My brain is always buzzing - my husband knows better than to interrupt me mid-thought when we're conversing because I'll lose the idea almost immediately ("What was it you wanted to say?" he'll ask. "Er...I forgot!" is my usual reply). I have so many ideas bouncing around all the time but they almost never get converted into action points because I've forgotten the details. In short, I use the Notion and Todoist apps on my phone or laptop to capture all my ideas as and when it comes. These are just general inboxes to catch raw thoughts so I can review and process them later. I used a similar system at work all the time (because things come in hot and fast in audit) so it was just a matter of adapting it for personal use. The key is the apps always have to be front and centre, so as soon as I unlock my phone, I have access to the widgets. Then, when I get around to processing the thoughts, I either tidy it up to create an evergreen note or follow the following creative workflow if I need to create some sort of output:
Why it works:
Accountability: I created the system as a shared workspace with my husband, so it's only semi-accountable since we don't sit down and review the notes together. But it incentivises me to tidy it up regularly and not let the notes get out of control since I share the digital workspace with someone else.
Regular Review: Cleaning up the raw notes is part of my weekly review, so there's a recurring task on Todoist.
Seamless: Widgets are magic. Seamless because it doesn't matter if I'm on my phone or on my laptop, I can always catch the thought somehow. If neither are near me, I'll write it on the back of my hand (a trait that used to annoy friends at school or work but hey, it works!). Automation: Semi-automatic in the sense that it's not quite 'set and forget' but the system structure makes it almost habit-like for me now. Gamification: Again, Karma points on Todoist (I love that app) because I have a recurring task reminding me to review and clean up the Notion workspace and I can tick off a task whenever I need to create an output of some sort.
Having a systems-first mentality is more motivating than saying "Oh, I can't do [thing] because I'm easily distracted, forgetful and disorganised". It empowers you to gain more control over your day-to-day.
Not all of my systems are perfect.

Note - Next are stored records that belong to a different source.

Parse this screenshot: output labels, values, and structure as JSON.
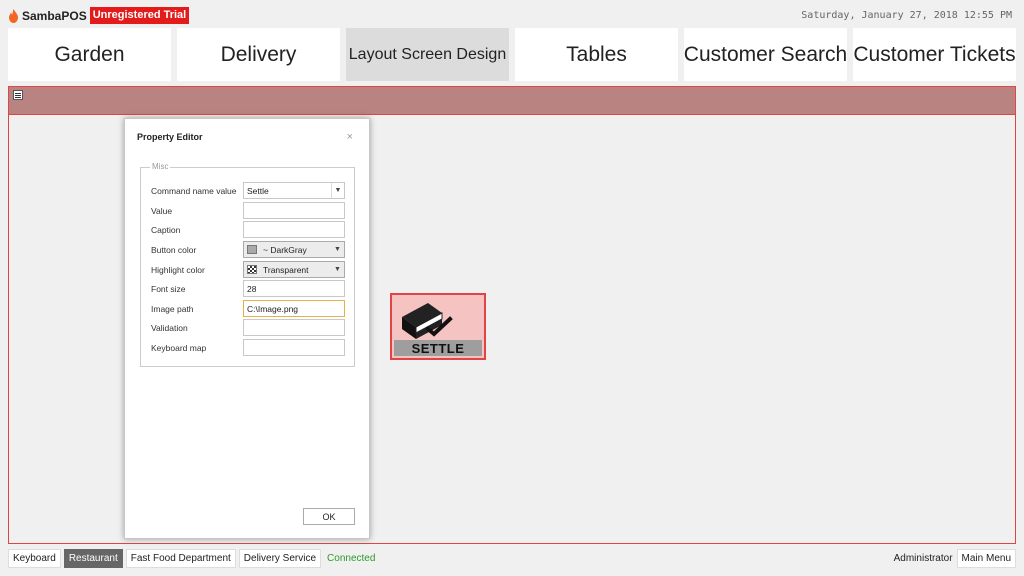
{
  "header": {
    "app_name": "SambaPOS",
    "trial_badge": "Unregistered Trial",
    "datetime": "Saturday, January 27, 2018 12:55 PM"
  },
  "tabs": [
    {
      "label": "Garden"
    },
    {
      "label": "Delivery"
    },
    {
      "label": "Layout Screen Design",
      "active": true
    },
    {
      "label": "Tables"
    },
    {
      "label": "Customer Search"
    },
    {
      "label": "Customer Tickets"
    }
  ],
  "property_editor": {
    "title": "Property Editor",
    "close_glyph": "×",
    "group_label": "Misc",
    "fields": [
      {
        "name": "Command name value",
        "value": "Settle"
      },
      {
        "name": "Value",
        "value": ""
      },
      {
        "name": "Caption",
        "value": ""
      },
      {
        "name": "Button color",
        "value": "~ DarkGray"
      },
      {
        "name": "Highlight color",
        "value": "Transparent"
      },
      {
        "name": "Font size",
        "value": "28"
      },
      {
        "name": "Image path",
        "value": "C:\\Image.png"
      },
      {
        "name": "Validation",
        "value": ""
      },
      {
        "name": "Keyboard map",
        "value": ""
      }
    ],
    "ok_label": "OK"
  },
  "settle_button": {
    "label": "SETTLE"
  },
  "statusbar": {
    "left": [
      "Keyboard",
      "Restaurant",
      "Fast Food Department",
      "Delivery Service"
    ],
    "active_index": 1,
    "connection": "Connected",
    "user": "Administrator",
    "main_menu": "Main Menu"
  },
  "colors": {
    "accent_red": "#e04545",
    "strip": "#b98382",
    "settle_bg": "#f6c3c3",
    "connected": "#2d9a2d"
  }
}
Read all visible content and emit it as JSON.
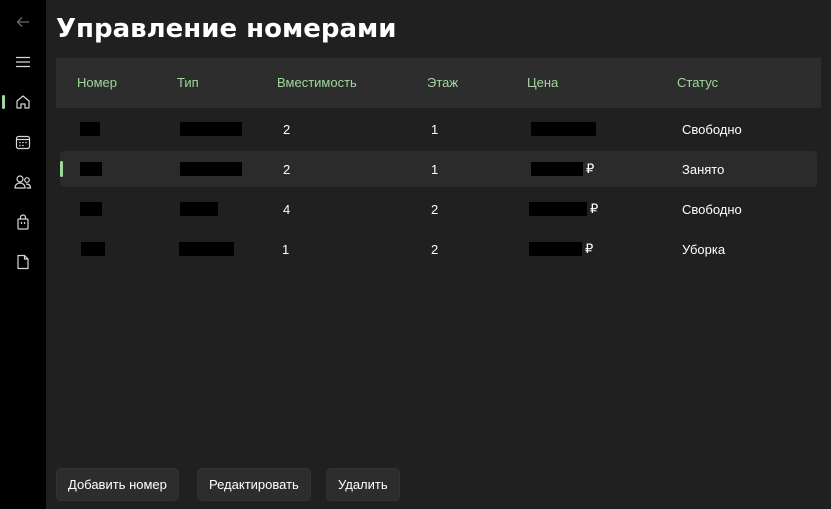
{
  "nav": {
    "items": [
      {
        "icon": "back-arrow-icon"
      },
      {
        "icon": "hamburger-menu-icon"
      },
      {
        "icon": "home-icon",
        "active": true
      },
      {
        "icon": "calendar-icon"
      },
      {
        "icon": "people-icon"
      },
      {
        "icon": "shopping-bag-icon"
      },
      {
        "icon": "document-icon"
      }
    ]
  },
  "page": {
    "title": "Управление номерами"
  },
  "table": {
    "columns": [
      "Номер",
      "Тип",
      "Вместимость",
      "Этаж",
      "Цена",
      "Статус"
    ],
    "rows": [
      {
        "number": "",
        "type": "",
        "capacity": "2",
        "floor": "1",
        "price": "",
        "price_suffix": "",
        "status": "Свободно",
        "selected": false
      },
      {
        "number": "",
        "type": "",
        "capacity": "2",
        "floor": "1",
        "price": "",
        "price_suffix": "₽",
        "status": "Занято",
        "selected": true
      },
      {
        "number": "",
        "type": "",
        "capacity": "4",
        "floor": "2",
        "price": "",
        "price_suffix": "₽",
        "status": "Свободно",
        "selected": false
      },
      {
        "number": "",
        "type": "",
        "capacity": "1",
        "floor": "2",
        "price": "",
        "price_suffix": "₽",
        "status": "Уборка",
        "selected": false
      }
    ]
  },
  "actions": {
    "add": "Добавить номер",
    "edit": "Редактировать",
    "delete": "Удалить"
  },
  "colors": {
    "accent": "#9fd89b",
    "sidebar": "#000000",
    "background": "#202020",
    "header": "#2d2d2d"
  }
}
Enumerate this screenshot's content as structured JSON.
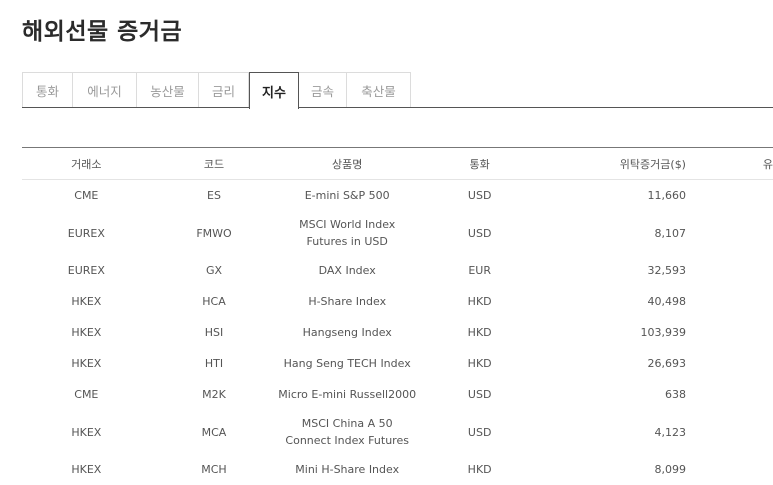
{
  "page_title": "해외선물 증거금",
  "tabs": [
    {
      "label": "통화",
      "active": false
    },
    {
      "label": "에너지",
      "active": false
    },
    {
      "label": "농산물",
      "active": false
    },
    {
      "label": "금리",
      "active": false
    },
    {
      "label": "지수",
      "active": true
    },
    {
      "label": "금속",
      "active": false
    },
    {
      "label": "축산물",
      "active": false
    }
  ],
  "table": {
    "headers": [
      "거래소",
      "코드",
      "상품명",
      "통화",
      "위탁증거금($)",
      "유"
    ],
    "rows": [
      {
        "exchange": "CME",
        "code": "ES",
        "name": [
          "E-mini S&P 500"
        ],
        "currency": "USD",
        "margin": "11,660"
      },
      {
        "exchange": "EUREX",
        "code": "FMWO",
        "name": [
          "MSCI World Index",
          "Futures in USD"
        ],
        "currency": "USD",
        "margin": "8,107"
      },
      {
        "exchange": "EUREX",
        "code": "GX",
        "name": [
          "DAX Index"
        ],
        "currency": "EUR",
        "margin": "32,593"
      },
      {
        "exchange": "HKEX",
        "code": "HCA",
        "name": [
          "H-Share Index"
        ],
        "currency": "HKD",
        "margin": "40,498"
      },
      {
        "exchange": "HKEX",
        "code": "HSI",
        "name": [
          "Hangseng Index"
        ],
        "currency": "HKD",
        "margin": "103,939"
      },
      {
        "exchange": "HKEX",
        "code": "HTI",
        "name": [
          "Hang Seng TECH Index"
        ],
        "currency": "HKD",
        "margin": "26,693"
      },
      {
        "exchange": "CME",
        "code": "M2K",
        "name": [
          "Micro E-mini Russell2000"
        ],
        "currency": "USD",
        "margin": "638"
      },
      {
        "exchange": "HKEX",
        "code": "MCA",
        "name": [
          "MSCI China A 50",
          "Connect Index Futures"
        ],
        "currency": "USD",
        "margin": "4,123"
      },
      {
        "exchange": "HKEX",
        "code": "MCH",
        "name": [
          "Mini H-Share Index"
        ],
        "currency": "HKD",
        "margin": "8,099"
      }
    ]
  }
}
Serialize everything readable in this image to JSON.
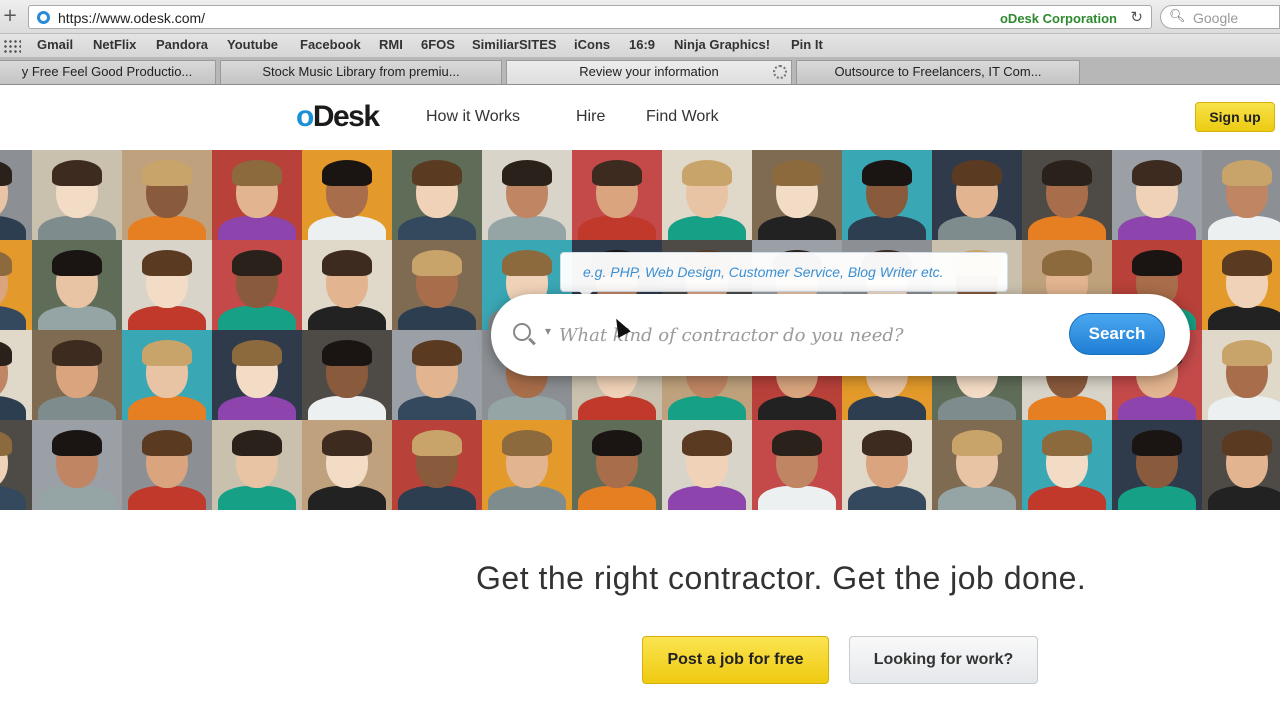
{
  "browser": {
    "url": "https://www.odesk.com/",
    "site_identity": "oDesk Corporation",
    "search_engine": "Google",
    "bookmarks": [
      "Gmail",
      "NetFlix",
      "Pandora",
      "Youtube",
      "Facebook",
      "RMI",
      "6FOS",
      "SimiliarSITES",
      "iCons",
      "16:9",
      "Ninja Graphics!",
      "Pin It"
    ],
    "tabs": [
      {
        "label": "y Free Feel Good Productio...",
        "active": false
      },
      {
        "label": "Stock Music Library from premiu...",
        "active": false
      },
      {
        "label": "Review your information",
        "active": true
      },
      {
        "label": "Outsource to Freelancers, IT Com...",
        "active": false
      }
    ]
  },
  "header": {
    "logo_o": "o",
    "logo_rest": "Desk",
    "nav": [
      "How it Works",
      "Hire",
      "Find Work"
    ],
    "signup_label": "Sign up"
  },
  "search": {
    "hint": "e.g. PHP, Web Design, Customer Service, Blog Writer etc.",
    "placeholder": "What kind of contractor do you need?",
    "button_label": "Search"
  },
  "main": {
    "tagline": "Get the right contractor. Get the job done.",
    "post_job_label": "Post a job for free",
    "looking_label": "Looking for work?"
  },
  "colors": {
    "brand_blue": "#1d8fd6",
    "cta_yellow": "#f5d626",
    "search_button": "#2b8ae0"
  }
}
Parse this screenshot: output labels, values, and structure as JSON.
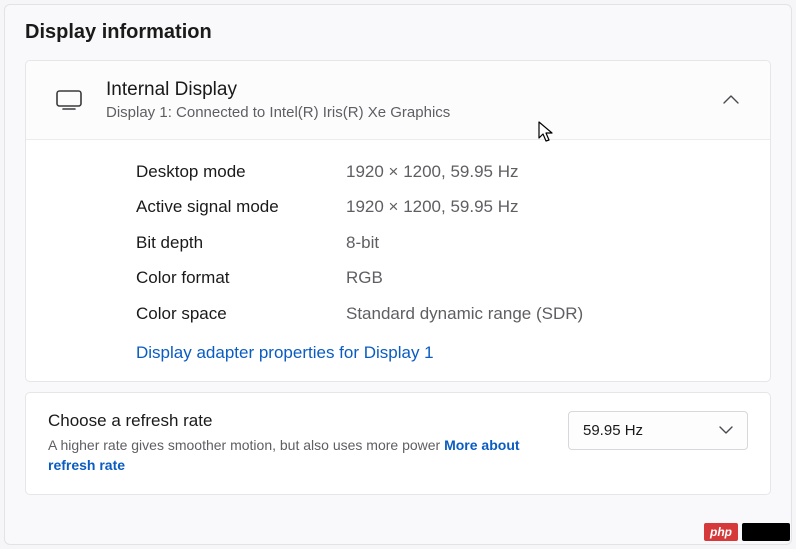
{
  "section_title": "Display information",
  "display": {
    "title": "Internal Display",
    "subtitle": "Display 1: Connected to Intel(R) Iris(R) Xe Graphics",
    "props": [
      {
        "label": "Desktop mode",
        "value": "1920 × 1200, 59.95 Hz"
      },
      {
        "label": "Active signal mode",
        "value": "1920 × 1200, 59.95 Hz"
      },
      {
        "label": "Bit depth",
        "value": "8-bit"
      },
      {
        "label": "Color format",
        "value": "RGB"
      },
      {
        "label": "Color space",
        "value": "Standard dynamic range (SDR)"
      }
    ],
    "adapter_link": "Display adapter properties for Display 1"
  },
  "refresh": {
    "title": "Choose a refresh rate",
    "desc_prefix": "A higher rate gives smoother motion, but also uses more power  ",
    "more_link": "More about refresh rate",
    "selected": "59.95 Hz"
  },
  "watermark": "php"
}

I haven't found a good system to get me to exercise consistently or have a regular sleep and wake schedule, for instance. But having this framework helps me identify where I can start making improvements.
As James Clear puts it, "You do not rise to the level of your goals. You fall to the level of your systems".